Iran. They appear to be involved in a regional struggle for dominance that starts in southern Lebanon and Hizbollah, goes through their puppet state of Syria, gains support among Palestinians, and is influential in Iraq through their alliance with Syria and their support for Sadr and other Shia thugs. This is the main threat to us in Iraq. Iran's influence extends to the second-class Shia Arab communities in the Gulf who Tehran hopes to support against the Sunni Arab rulers. And Iran pursues nukes. Yet they rule a restless empire of subject peoples and even a majority of the barely majority Persians do not like the current mullah rulers. They are surrounded by hostile Arab states and Turkey which host American forces, and America's ally Afghanistan. The Iranians are advancing but are vulnerable to sudden reverses from inside the country. Iran's military is ramshackle and held together with duct tape. Ignore their scary-sounding military maneuvers. The few high-tech modern items they import are just isolated spots in a vast sea of obsolete weaponry.

Turkey. They watch the Iraqi Kurds with worry and see some common interest in cooperating against Iraq's Kurds with Iran who struggles against their own Kurds. The Turks are no friends to Syria. They are a member of NATO. They have problems with Islamic parties threatening their secular history.

Sunni Arab world. They send their jihadis to Iraq to die. They send money to Iraq's Sunnis. They fear Iran and the Shias. And they fear the jihadis at home. And they blame us for their difficulties. But they have oil.

With all this in mind, we are now debating the form of Phase VI. It began this month and will likely be the last phase dominated by American combat operations. I estimate it will last no more than sixteen months.

Phase VII will be the Iraq phase with the Iraqi government taking the lead in fighting the insurgents. We will supply air power, special forces, and keep at least seven brigades of troops inside Iraq to deter conventional invasion. I only question the pace of our draw down in this phase. The main question is whether we break Sadr's forces and the other Shia extremists and make the Iraqi government's task easier. The second question is whether Syria and Iran will continue to support their side, perhaps escalating to direct intervention. The third question is whether the government will win by winning hearts and minds or by slaughtering enemies. This phase will last as long as it takes one side or the other to win. Iraqis can't go home. It will be victory or death and on this struggle will depend our image for resolve in the Long War. And whether Iraq serves as a beacon of hope for others or simply reflects the realist-level goal of flipping an enemy Baathist state to a friendly authoritarian state.
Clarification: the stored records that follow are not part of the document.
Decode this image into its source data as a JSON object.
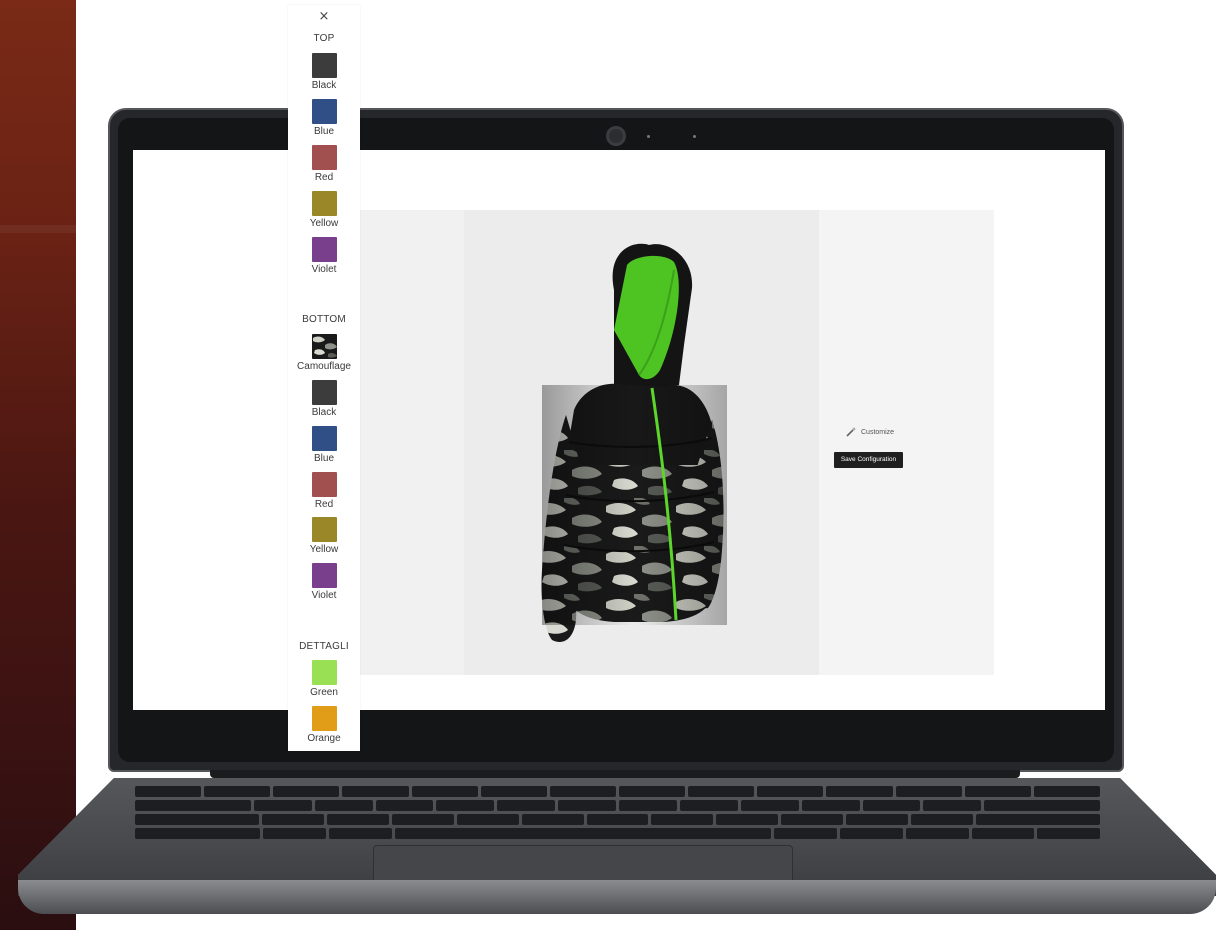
{
  "configurator": {
    "close_glyph": "×",
    "sections": [
      {
        "title": "TOP",
        "options": [
          {
            "label": "Black",
            "color": "#3c3c3c"
          },
          {
            "label": "Blue",
            "color": "#2f4f86"
          },
          {
            "label": "Red",
            "color": "#a24f4f"
          },
          {
            "label": "Yellow",
            "color": "#9a8728"
          },
          {
            "label": "Violet",
            "color": "#7a3f8c"
          }
        ]
      },
      {
        "title": "BOTTOM",
        "options": [
          {
            "label": "Camouflage",
            "color": "#2b2b2b",
            "pattern": "camouflage"
          },
          {
            "label": "Black",
            "color": "#3c3c3c"
          },
          {
            "label": "Blue",
            "color": "#2f4f86"
          },
          {
            "label": "Red",
            "color": "#a24f4f"
          },
          {
            "label": "Yellow",
            "color": "#9a8728"
          },
          {
            "label": "Violet",
            "color": "#7a3f8c"
          }
        ]
      },
      {
        "title": "DETTAGLI",
        "options": [
          {
            "label": "Green",
            "color": "#99e055"
          },
          {
            "label": "Orange",
            "color": "#e29d18"
          }
        ]
      }
    ],
    "customize_label": "Customize",
    "customize_icon": "magic-wand-icon",
    "save_label": "Save Configuration"
  },
  "colors": {
    "brand_strip": "#6a2214",
    "jacket_body": "#151515",
    "jacket_lining": "#4ec423",
    "zipper": "#5cd62a"
  }
}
We've fought off many threats. Don't lose hope people. In the broad sweep of the war, we are making progress. We faced setbacks in Phase III yet emerged in a stronger position to make real gains in Phase IV. We faced a different struggle in Phase V that we have not yet defeated, but it is not defeat for us by any stretch of the imagination. Yes, it is ugly in Iraq. I've never denied that. It is war. But that is what makes me avoid gloom. War is death and misery and tears. The only good thing is that we should fight to create something better out of that death and misery and plentiful tears. Who can doubt our Civil War produced far more of it all? Who can say we didn't create something far better? We can say the same for World War II. We can say the same for Korea. We can say the same for Afghanistan though that fight continues, too. I think we will be able to say the same about Iraq when we look back on it.

That's the situation in Iraq as I see it. So how do we shape the next phase for victory? [UPDATE: And to clarify my point that our will to win has fragmented. This doesn't mean I think we will lose. Since fall 2003 I've judged we are in a race between getting the Iraqi government ready to fight without us and our home front morale breaking. I think we are well enough along in preparing the Iraqis to fight that we will win the race against our declining will to win. But it is now clear that our will to fight will decline rapidly in the next two years. Unless we face another 9/11 situation, of course.]